Sometimes, we need to serge a square neckline. This is tricky work; I know I needed to practise more than just a few times. At one point, the video instructor asks the viewer to make a small cut of 2-3 millimetres or 1/8 of an inch. It's a pretty small snip, but effective. Have a look at the video and give it a try.
The first time I used a serger, I was surprised at the speed and efficiency of this little machine. The domestic serger has become another staple of the well equipped Costume Shop or sewing room. Sergers allows us to finish seam allowances and hems in one smooth pass; making a professional finish to any project we sew. Industrial sergers operate the same as domestic sergers; they are just faster and they usually have a longer table to support the rest of the costume. If you haven't used a serger before, have a look at this how-to video and then go for a demonstration at your local sewing machine shop. Notice how different the serger sounds from your sewing machine.
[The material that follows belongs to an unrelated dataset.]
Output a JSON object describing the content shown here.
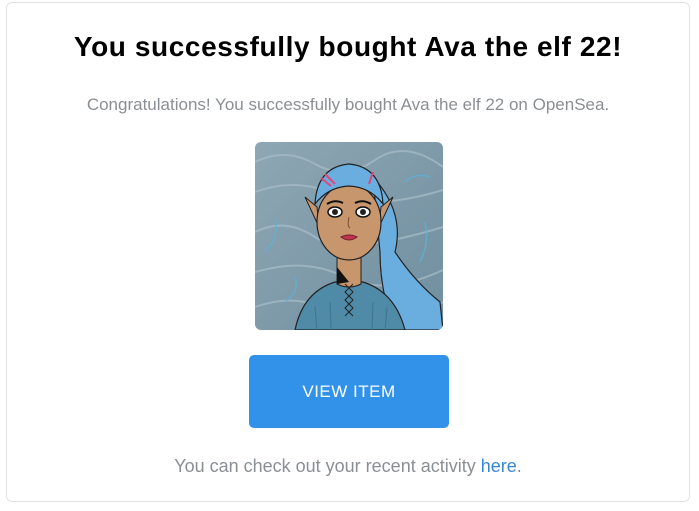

To my delight, the first Costume shop I worked in had a selection of sewing machines: domestic sewing machines, industrial sewing machines and a serger. Up until then, I had been a home sewer, so I recognized the domestic lockstitch machine, but the industrial machine and serger were both new and frightening to me.
The book The Costumer's Notebook is a 295 page comprehensive handbook for Costumers for stage and film including a full Glossary of stage and film industry terms. Sections include methods and tricks for laundry, dyeing, breakdown, Dresser guidelines and protocols for Stage or Film and various size charts for men and women from shoes to gloves. Other Sections include diagrams showing How to Iron A Shirt, How to Tie a Tie and How to Tie a Bow Tie. Costume fittings, costume lay out and costume storage are also discussed.